**What to work on**. Determine how many lines below contain the string "垂直方向" and give that number without anything else.

*** Dataset excerpts Section Begins ***

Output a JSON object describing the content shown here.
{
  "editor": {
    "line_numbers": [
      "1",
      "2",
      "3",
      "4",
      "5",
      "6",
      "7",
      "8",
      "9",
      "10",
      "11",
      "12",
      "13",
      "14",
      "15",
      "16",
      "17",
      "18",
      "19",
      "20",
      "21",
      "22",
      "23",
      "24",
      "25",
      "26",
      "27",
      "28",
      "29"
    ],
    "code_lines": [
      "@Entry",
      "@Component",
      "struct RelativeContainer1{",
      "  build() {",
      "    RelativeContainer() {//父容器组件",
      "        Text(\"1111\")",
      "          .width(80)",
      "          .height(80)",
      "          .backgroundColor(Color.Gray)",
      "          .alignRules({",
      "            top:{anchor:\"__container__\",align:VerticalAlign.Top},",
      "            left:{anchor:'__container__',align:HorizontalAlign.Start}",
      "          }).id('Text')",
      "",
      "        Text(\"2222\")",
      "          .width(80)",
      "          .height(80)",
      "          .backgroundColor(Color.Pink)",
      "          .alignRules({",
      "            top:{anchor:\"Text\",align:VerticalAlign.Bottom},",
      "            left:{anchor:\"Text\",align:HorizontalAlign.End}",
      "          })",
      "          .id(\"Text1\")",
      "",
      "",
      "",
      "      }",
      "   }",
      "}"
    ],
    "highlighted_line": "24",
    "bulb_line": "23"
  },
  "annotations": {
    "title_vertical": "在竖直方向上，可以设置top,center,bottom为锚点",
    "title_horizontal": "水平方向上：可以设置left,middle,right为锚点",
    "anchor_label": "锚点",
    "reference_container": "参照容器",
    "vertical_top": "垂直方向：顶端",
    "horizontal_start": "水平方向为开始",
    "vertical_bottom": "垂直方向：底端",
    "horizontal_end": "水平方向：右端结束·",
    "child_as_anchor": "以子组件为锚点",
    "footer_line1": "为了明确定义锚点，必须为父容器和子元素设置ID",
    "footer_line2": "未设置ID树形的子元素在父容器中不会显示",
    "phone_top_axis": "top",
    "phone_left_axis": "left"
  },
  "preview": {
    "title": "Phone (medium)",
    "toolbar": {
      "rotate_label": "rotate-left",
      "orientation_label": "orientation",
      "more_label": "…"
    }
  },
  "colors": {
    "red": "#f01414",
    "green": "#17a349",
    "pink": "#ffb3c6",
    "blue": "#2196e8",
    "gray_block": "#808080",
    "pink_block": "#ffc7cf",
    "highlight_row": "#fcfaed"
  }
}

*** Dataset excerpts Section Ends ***

**Output of the exercise**. 2